This poem, in fact, is housed in the front-pages of Courtney E. Martin’s book, Do It Anyway: The New Generation of Activists. It was a book that I easily read in one sitting; published in 2010, it was a profile of eight activist under the age of 35, members of a generation that Martin laments has been unfairly labeled “entitled, self-absorbed and apathetic.” I can’t say that I completely disagree with the analysis, or even the fact that this analysis might be unfair and under-informed. Martin, throughout the book, is able to vocalize her frustrations with the demands that have been made on us by our parents, whose generation was basically defined by broad social movements, and her intimidation by our current globalized world and the various seemingly insurmountable injustices that fill it. “Contemporary efforts at social change often seem like going into a black hole,” she says. “It’s easy to get lost once you’re sucked in–consider the complexities, the danger of good intentions, the comprehensive impact of multinational corporations, the ethical quagmires around every corner…It’s easy to feel like failure is inevitable.”
She seems like one iteration of myself as she discusses how strange it must seem for so many privileged young white women to take up crusades against social injustices. Her reasoning is refreshing, waxing philosophical rather than self-recriminating. She quotes Jane Addams in saying, “We may either smother the Divine Fire of youth or feed it.” Martin emphasizes something that is sometimes too painful to say, that our happiness and privilege is empty without meaningful actions and convictions to back up that happiness.

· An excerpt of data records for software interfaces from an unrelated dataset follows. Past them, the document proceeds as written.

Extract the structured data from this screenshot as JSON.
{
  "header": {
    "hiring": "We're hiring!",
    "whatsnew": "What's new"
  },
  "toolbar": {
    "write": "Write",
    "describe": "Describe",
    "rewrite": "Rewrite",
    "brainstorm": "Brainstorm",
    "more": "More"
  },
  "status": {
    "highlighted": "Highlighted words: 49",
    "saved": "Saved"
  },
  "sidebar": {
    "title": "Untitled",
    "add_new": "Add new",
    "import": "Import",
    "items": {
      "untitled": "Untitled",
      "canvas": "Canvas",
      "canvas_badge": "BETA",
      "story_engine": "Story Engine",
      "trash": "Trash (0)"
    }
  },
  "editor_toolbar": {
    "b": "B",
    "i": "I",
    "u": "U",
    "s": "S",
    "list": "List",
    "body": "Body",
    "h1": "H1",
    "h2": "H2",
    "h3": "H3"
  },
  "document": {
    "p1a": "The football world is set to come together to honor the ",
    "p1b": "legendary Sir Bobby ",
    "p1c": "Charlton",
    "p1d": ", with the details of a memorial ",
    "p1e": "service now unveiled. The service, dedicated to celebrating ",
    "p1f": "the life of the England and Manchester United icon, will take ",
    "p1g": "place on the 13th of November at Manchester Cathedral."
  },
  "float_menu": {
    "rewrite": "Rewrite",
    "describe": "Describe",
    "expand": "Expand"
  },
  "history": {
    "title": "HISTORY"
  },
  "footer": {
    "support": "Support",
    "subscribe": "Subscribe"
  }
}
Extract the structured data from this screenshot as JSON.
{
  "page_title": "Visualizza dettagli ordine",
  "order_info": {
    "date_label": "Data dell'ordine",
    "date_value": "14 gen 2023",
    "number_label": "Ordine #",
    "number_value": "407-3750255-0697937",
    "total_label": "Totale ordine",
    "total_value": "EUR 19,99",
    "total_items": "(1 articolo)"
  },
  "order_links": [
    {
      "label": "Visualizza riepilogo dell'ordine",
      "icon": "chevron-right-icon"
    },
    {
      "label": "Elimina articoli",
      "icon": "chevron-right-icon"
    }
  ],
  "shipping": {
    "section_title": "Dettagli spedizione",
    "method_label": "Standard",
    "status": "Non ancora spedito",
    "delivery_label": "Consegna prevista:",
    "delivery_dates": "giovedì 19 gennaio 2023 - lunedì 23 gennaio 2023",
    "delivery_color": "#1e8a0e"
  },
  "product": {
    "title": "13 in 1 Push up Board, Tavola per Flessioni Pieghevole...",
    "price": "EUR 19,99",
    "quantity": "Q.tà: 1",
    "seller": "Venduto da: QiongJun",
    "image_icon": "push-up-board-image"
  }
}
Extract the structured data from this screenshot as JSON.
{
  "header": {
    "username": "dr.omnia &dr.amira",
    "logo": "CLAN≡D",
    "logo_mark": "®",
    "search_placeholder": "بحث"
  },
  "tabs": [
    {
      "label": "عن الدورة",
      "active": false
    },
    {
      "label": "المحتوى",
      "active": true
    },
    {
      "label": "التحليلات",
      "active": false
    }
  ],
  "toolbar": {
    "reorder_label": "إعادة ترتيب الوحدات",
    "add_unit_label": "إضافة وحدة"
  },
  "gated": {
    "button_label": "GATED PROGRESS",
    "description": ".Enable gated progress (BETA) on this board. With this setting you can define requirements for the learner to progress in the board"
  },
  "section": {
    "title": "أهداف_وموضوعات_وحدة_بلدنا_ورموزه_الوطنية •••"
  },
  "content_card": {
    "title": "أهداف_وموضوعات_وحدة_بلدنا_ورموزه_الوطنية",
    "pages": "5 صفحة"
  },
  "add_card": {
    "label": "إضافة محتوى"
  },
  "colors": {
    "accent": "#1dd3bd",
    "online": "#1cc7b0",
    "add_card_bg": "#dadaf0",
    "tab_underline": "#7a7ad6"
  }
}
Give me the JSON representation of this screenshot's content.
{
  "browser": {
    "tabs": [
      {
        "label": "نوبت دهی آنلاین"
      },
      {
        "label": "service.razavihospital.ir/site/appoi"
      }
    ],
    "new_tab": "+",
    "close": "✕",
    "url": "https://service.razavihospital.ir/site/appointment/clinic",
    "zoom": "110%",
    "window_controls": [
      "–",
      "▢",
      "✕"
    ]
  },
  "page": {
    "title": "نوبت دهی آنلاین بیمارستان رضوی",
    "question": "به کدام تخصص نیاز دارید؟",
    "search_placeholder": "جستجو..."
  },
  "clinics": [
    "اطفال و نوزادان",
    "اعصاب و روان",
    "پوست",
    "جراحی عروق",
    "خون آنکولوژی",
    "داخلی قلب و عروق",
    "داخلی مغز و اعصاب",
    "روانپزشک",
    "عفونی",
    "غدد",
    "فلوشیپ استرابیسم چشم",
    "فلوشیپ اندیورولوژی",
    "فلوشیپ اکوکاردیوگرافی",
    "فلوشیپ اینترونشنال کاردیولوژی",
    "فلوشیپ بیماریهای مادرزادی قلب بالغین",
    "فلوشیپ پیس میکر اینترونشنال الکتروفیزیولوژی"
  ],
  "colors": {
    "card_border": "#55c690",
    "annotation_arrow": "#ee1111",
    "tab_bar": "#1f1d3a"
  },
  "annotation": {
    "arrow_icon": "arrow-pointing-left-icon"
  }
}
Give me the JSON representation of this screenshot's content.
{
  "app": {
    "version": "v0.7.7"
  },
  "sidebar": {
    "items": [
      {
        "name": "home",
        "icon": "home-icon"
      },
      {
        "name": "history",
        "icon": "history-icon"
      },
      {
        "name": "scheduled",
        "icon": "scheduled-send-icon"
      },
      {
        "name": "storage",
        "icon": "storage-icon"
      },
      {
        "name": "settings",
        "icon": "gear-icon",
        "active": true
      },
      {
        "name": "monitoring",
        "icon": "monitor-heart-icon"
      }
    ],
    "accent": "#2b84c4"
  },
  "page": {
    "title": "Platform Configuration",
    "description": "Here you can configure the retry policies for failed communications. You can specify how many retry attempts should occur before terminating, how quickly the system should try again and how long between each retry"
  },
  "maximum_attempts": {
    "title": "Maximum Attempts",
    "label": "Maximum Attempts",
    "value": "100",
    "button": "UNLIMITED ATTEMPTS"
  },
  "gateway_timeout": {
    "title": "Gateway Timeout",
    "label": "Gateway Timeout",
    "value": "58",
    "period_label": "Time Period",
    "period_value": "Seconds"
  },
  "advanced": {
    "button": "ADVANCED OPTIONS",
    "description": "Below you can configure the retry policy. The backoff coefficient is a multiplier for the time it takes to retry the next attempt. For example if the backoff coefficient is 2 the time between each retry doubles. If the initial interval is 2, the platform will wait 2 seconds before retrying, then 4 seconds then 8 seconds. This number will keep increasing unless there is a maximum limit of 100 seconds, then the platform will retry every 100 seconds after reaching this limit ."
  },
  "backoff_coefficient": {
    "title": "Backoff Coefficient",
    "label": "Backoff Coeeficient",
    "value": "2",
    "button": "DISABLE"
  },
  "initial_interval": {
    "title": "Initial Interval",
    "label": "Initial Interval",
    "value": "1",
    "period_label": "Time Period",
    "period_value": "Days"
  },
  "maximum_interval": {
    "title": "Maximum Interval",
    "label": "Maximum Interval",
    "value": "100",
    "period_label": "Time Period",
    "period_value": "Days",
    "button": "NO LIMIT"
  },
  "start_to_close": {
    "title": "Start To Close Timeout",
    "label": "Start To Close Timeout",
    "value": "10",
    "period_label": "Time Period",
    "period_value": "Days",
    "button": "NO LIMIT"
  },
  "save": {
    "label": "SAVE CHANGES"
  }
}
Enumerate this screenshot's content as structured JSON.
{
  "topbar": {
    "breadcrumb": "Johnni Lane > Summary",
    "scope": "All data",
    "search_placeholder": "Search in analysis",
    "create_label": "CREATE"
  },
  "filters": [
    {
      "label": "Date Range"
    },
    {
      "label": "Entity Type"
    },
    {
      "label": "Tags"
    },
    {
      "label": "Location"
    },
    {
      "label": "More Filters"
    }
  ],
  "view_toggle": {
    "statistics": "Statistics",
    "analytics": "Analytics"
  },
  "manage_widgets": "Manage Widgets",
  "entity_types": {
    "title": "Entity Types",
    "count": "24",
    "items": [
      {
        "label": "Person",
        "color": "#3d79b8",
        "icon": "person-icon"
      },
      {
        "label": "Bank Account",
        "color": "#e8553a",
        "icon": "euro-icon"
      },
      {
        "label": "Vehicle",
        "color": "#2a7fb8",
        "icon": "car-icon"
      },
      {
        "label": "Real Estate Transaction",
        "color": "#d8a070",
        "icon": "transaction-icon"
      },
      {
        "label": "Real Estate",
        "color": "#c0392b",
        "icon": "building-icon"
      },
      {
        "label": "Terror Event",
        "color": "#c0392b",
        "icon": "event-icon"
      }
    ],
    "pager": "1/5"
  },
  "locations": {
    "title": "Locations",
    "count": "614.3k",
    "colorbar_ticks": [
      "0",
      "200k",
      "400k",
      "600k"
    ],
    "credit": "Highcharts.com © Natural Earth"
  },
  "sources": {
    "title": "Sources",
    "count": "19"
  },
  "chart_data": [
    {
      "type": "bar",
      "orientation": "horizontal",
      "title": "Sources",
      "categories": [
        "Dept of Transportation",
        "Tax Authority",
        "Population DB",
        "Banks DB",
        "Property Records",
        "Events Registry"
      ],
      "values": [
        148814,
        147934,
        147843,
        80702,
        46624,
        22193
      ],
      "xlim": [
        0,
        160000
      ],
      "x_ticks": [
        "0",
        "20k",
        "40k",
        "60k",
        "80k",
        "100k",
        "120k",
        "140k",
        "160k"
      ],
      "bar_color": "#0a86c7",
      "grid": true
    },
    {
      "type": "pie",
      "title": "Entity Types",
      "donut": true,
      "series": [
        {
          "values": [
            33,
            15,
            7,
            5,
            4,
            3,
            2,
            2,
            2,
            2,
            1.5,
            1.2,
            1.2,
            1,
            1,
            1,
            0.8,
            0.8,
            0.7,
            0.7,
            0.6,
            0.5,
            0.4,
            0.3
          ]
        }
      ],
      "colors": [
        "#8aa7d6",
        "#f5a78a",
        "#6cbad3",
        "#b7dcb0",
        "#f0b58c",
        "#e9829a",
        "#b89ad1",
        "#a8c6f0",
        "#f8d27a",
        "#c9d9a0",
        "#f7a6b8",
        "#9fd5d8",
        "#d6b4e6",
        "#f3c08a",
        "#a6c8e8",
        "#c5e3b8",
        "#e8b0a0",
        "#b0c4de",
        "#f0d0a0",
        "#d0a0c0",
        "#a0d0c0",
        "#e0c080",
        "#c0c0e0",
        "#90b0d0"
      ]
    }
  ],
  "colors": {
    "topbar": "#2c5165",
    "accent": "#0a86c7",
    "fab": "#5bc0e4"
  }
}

Though she does examine the life and death of Rachel Corrie, who was crushed by an Israeli bulldozer while protesting the demolition of a Palestinian home, most of the activists are alive and working hard day-to-day within the United States. She interviews filmmaker Emily Abt, a filmmaker who has done documentaries on sexual violence and HIV/AIDS along with actress Rosario Dawson who use art to convey their messages. Not only these people, but environmental justice advocates and advocates for female veterans whose main arena is what often seems like the brick wall of policy. Each of these people, as well as the teachers, philanthropists and social workers that rounded the work, spoke to me in a different way. All are people whom I could see myself having lively conversations with and whose actual work I could support.
I read it on the ground and in the air between Santa Barbara, Los Angeles and Sacramento before at last being conveyed by my good friend and Maid of Honor to the DoubleTree for a week-long conference for my new job as a Community Education Coordinator for our local rape crisis center. The trip, as well as the purpose, reminded me a lot of being in college again. The flight as well as the hotel stay reminds me of attending the Urbana conference in Saint Louis, Missouri when my Christian faith was fervent and stoked with the fuel of other young men and women who believed our faith could change the world. Though now my issue is more focused on the temporal, more specified on ending specific acts of violence, though I’m alone in my hotel room instead of bunking with three other girls, it feels like I am relying on faith all over again.
Maybe we can–not save the world–but change the world. Two days into this conference, which offers options on using social movements to end power-based personal violence, I am starting to dare to believe that there might actually be something significant I can do. If, after implementing these things, I can see even small-scale results, I’ll know that it was worth my time.